We work across developmental and clinical psychiatry, genetics, social sciences and neuroscience, to better understand depression and anxiety in young people.
Our work aims to achieve transformational change in the way we understand the challenges of adolescent mental health and the way we address it through interventions that offer practical help to young people.
We aim to include young people, schools, those at high-familial risk and patients, in every stage of our research. Engaging young people and stakeholders in shaping our research and practice aims, and designing and conducting new interventions to improve adolescent mental health in health and school settings.
Our ambition is for our scientific discoveries to rapidly inform policy and practice, and act as a catalyst in the field of youth anxiety and depression.
Population mental health
We examine longitudinal data that tracks children over time to better understand how anxiety and depression develop.
Investigating the role genetic and environmental factors play in anxiety and depression in young people is essential to understanding these conditions.
Interventions in adolescents at high familial risk
We are developing new interventions to support young people and families where a parent suffers from depression.
Mental health interventions in schools
We’re looking at the role schools play in promoting positive mental health in youngsters.
Population and patient e-data cohort
Our researchers at Cardiff University are working jointly with experts from Swansea University, using information uniquely available in Wales to better understand long-term outcomes of those young people who experience anxiety and depression.
Quantitative methods and open science
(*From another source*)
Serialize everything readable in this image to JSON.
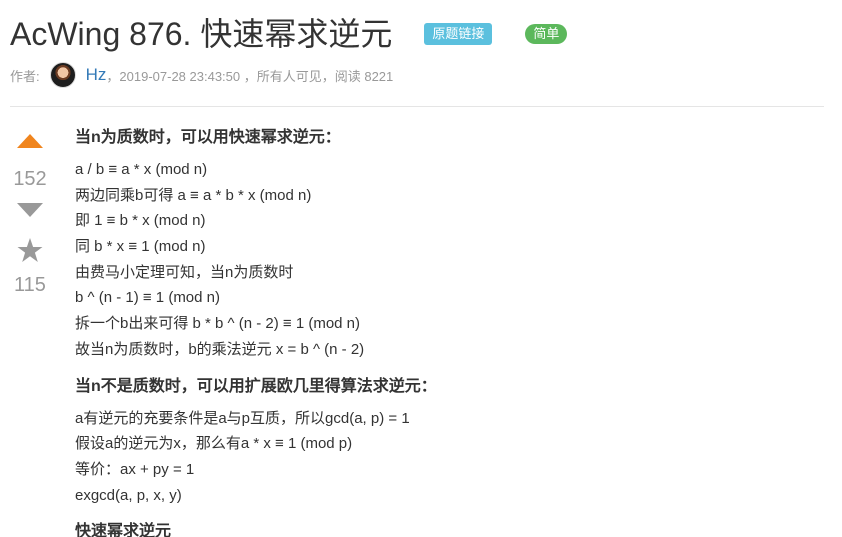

An over-arching Centre wide theme focused on ensuring our teams are well-trained in research methods and open science practices.